(Entries taken from a collection)
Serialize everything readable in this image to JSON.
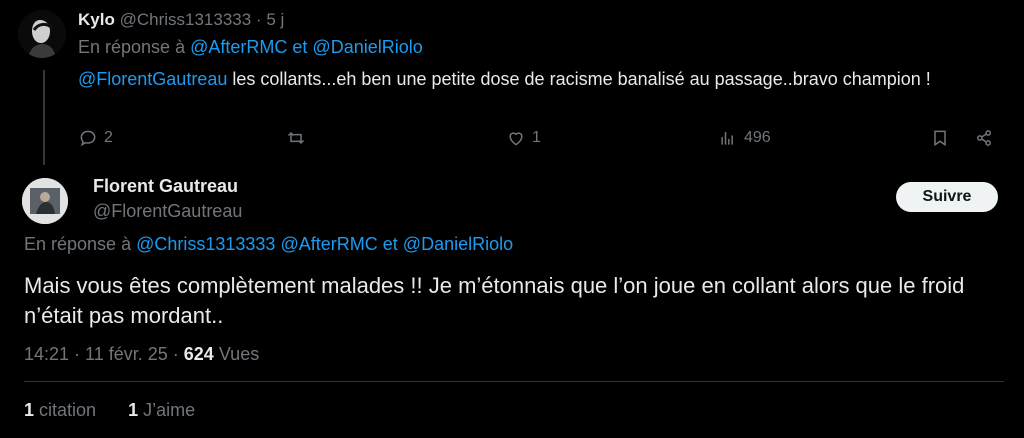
{
  "reply": {
    "author_name": "Kylo",
    "author_handle": "@Chriss1313333",
    "separator": "·",
    "age": "5 j",
    "reply_prefix": "En réponse à",
    "reply_to_1": "@AfterRMC",
    "reply_and": "et",
    "reply_to_2": "@DanielRiolo",
    "mention": "@FlorentGautreau",
    "text": " les collants...eh ben une petite dose de racisme banalisé au passage..bravo champion !",
    "actions": {
      "reply_count": "2",
      "retweet_count": "",
      "like_count": "1",
      "view_count": "496"
    }
  },
  "main": {
    "author_name": "Florent Gautreau",
    "author_handle": "@FlorentGautreau",
    "follow_label": "Suivre",
    "reply_prefix": "En réponse à",
    "reply_to_1": "@Chriss1313333",
    "reply_to_2": "@AfterRMC",
    "reply_and": "et",
    "reply_to_3": "@DanielRiolo",
    "text": "Mais vous êtes complètement malades !! Je m’étonnais que l’on joue en collant alors que le froid n’était pas mordant..",
    "time": "14:21 · 11 févr. 25 ·",
    "views_count": "624",
    "views_label": "Vues",
    "quotes_count": "1",
    "quotes_label": "citation",
    "likes_count": "1",
    "likes_label": "J’aime"
  },
  "colors": {
    "accent": "#1d9bf0",
    "muted": "#71767b",
    "text": "#e7e9ea"
  },
  "icons": [
    "reply-icon",
    "retweet-icon",
    "like-icon",
    "views-icon",
    "bookmark-icon",
    "share-icon"
  ]
}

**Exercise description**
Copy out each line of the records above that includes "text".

**Task answer**
    "text": " les collants...eh ben une petite dose de racisme banalisé au passage..bravo champion !",
    "text": "Mais vous êtes complètement malades !! Je m’étonnais que l’on joue en collant alors que le froid n’était pas mordant..",
    "text": "#e7e9ea"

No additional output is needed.